The secret to clear skin isn’t just in what you eat and what products you use, it’s also when you do it. That’s right, clear skin all month long is all in the timing.
Yes, other factors matter. Significantly so. Clear skin all month long depends on nutrition, skin care practices, skin care products, lifestyle choices, hydration, sleep and other factors that influence hormone balance.
But one of the key pieces is cyclical skin care, and it is a piece of the clear-skin equation that very few people, including other hormone experts, factor into their advice. As someone who struggled with serious cystic acne all over my face, chest, and back for almost a decade—and who cleared my skin by using nutrition, lifestyle, biohacking, and cyclical self-care to balance my hormones—I love sharing with women how you can balance your hormones to help your skin perform better.
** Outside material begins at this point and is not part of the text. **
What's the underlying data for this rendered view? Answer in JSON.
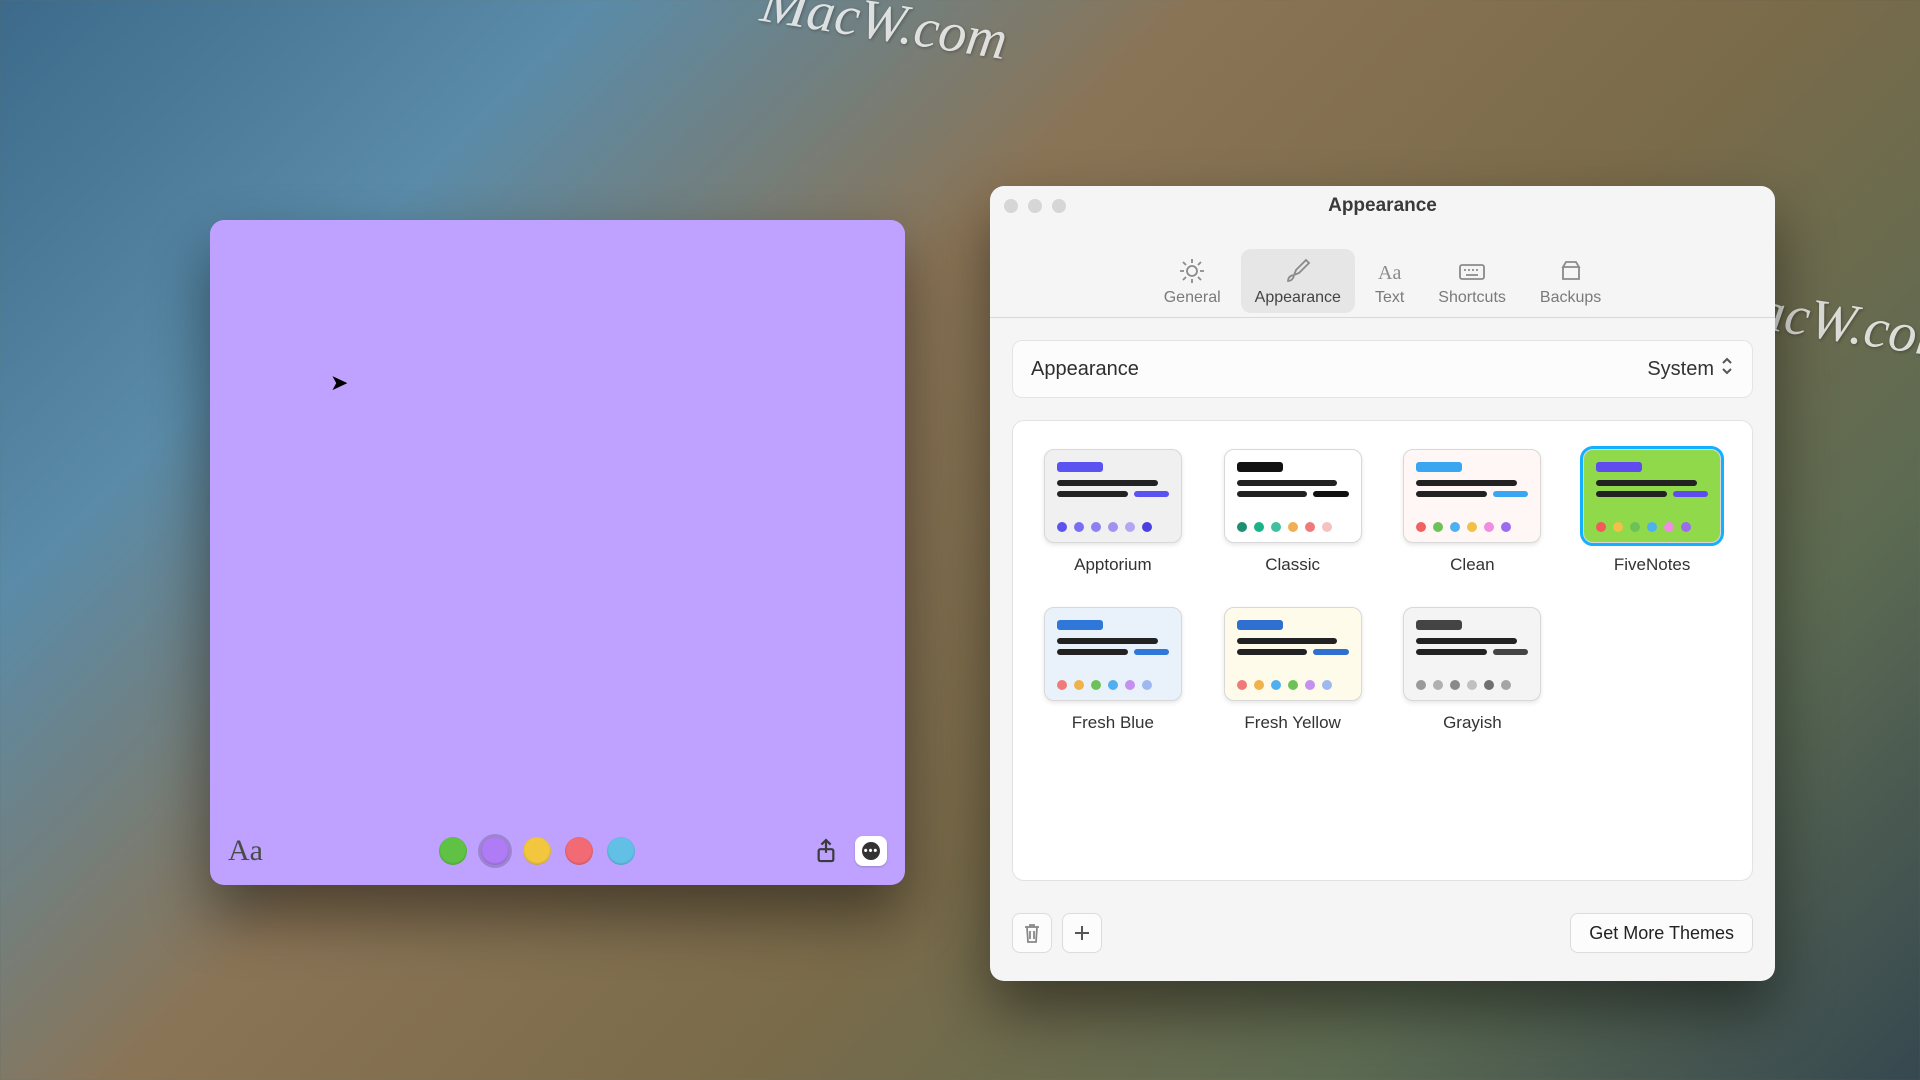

The first step is understanding the skin’s changing needs during the course of your 28-day cycle. Let’s dive in!
Meet your 28-Day Cycle
During your 28-day menstrual cycle, estrogen, progesterone, and testosterone levels naturally rise and fall. When your system is healthy and you’re cycling normally, these fluctuations occur in familiar patterns: during the follicular phase (which is the first days of your cycle up until ovulation) estrogen levels are naturally higher, during the ovulation phase (mid-cycle) estrogen and testosterone rise until they peak, during the luteal phase (which occurs right after ovulation and up until you start bleeding) estrogen and testosterone start to fall and progesterone rises), and just before menstruation and during menstruation phase, progesterone falls again.
How Fluctuating Hormones Affect Skin
Estrogen and progesterone levels affect the thickness of the skin differently each phase of your cycle. During the follicular phase and especially during ovulation, high levels of estrogen boost collagen, make the skin thicker, and improve elasticity. You can thank the estrogen during this phase for that famed ‘ovulation glow’.
Testosterone levels also rise during the luteal phase and that helps keep skin thick. But testosterone is a double-edged sword when it comes to skin. Studies show a link between spikes in this hormone and acne.
So this is the crucial point in your cycle when you either become vulnerable to breakouts or go through the second half of your cycle with clear skin. What causes some women to break out and others to barely notice a blemish? The difference is in the body’s ability to efficiently process and eliminate the excess estrogen and testosterone in the system as levels rise.
If your body isn’t processing hormones properly during your luteal phase and eliminating the excess, excess estrogen and excess testosterone accumulate and fuel acne.
This happens in two ways: the excess estrogen causes estrogen dominance and skin inflammation, and the extra testosterone triggers the sebaceous glands to produce more oil.
For women with optimally functioning endocrine systems, these hormonal peaks don’t cause a lot of problems. But for women who can’t process hormones correctly, acne is often the unwanted result.
Premenstrually and during your period, estrogen drops and your skin gets thinner, retains less moisture, and produces less collagen.
Progesterone rising and falling in the luteal phase can worsen skin conditions if present.
This is why The Cycle Syncing Method® is so effective in addressing these fluctuations, as you'll be eating in ways that improve estrogen and progesterone imbalances.
Signs that Acne is Hormonal
One sign, of course, is when you breakout during the luteal (premenstrual) phase. Hormonal acne can also be diagnosed by where it appears. Breakouts along the chin and jaw lines are a sign of hormonal acne.
Pimples on the temple are another common sign of a hormonal imbalance that stems from liver congestion due to excess estrogen. If you’ve got pimples on your forehead, it’s usually a sign of a gut imbalance.
Your Skin Care Schedule During Your 28-Day Cycle
Here’s how to time your skin care routine to match your hormonal needs throughout the month:
Day 7-12 (follicular phase).If you get a facial with extractions, schedule it during your follicular phase. This is also the time to do any hair removal.
Day 13-24 (ovulation/first half of luteal). Facials are still okay during this time, but it’s best to go for masks, not extractions. Dry brushing is a great way to help the lymph offload the estrogen. You don’t need much in the way of products during this phase.
Day 25-Day 28 (the second half of luteal). This a perfect time for home care with your favorite products and using oil-based serum to reduce sebum production. Clay masks are also great during this time, and you can use products with lactic acid to shrink pores.
Day 1 - Day 6 (Bleeding). During menstruation, focus on restorative, soothing skin care. Think hydrating and calming masks, and collagen masks.
NOTE: Don’t have any extractions or hair removal during the second half of the month when skin is thinner and increased blood flow to your capillaries means more post-extraction swelling. Save facial appointments until right after your bleed is over.
Everyday of your cycle. I take Balance Supplements every day of my cycle to make sure my hormones and skin can be at their best throughout the month. Whatever you do to optimize your micronutrients, don’t skip this step! Clear skin starts on the inside and with what we eat and how we supplement.
Always remember, that once you have the right information about how your body really works, you can start making health choices that finally start to work for you! You can do this – the science of your body is on your side!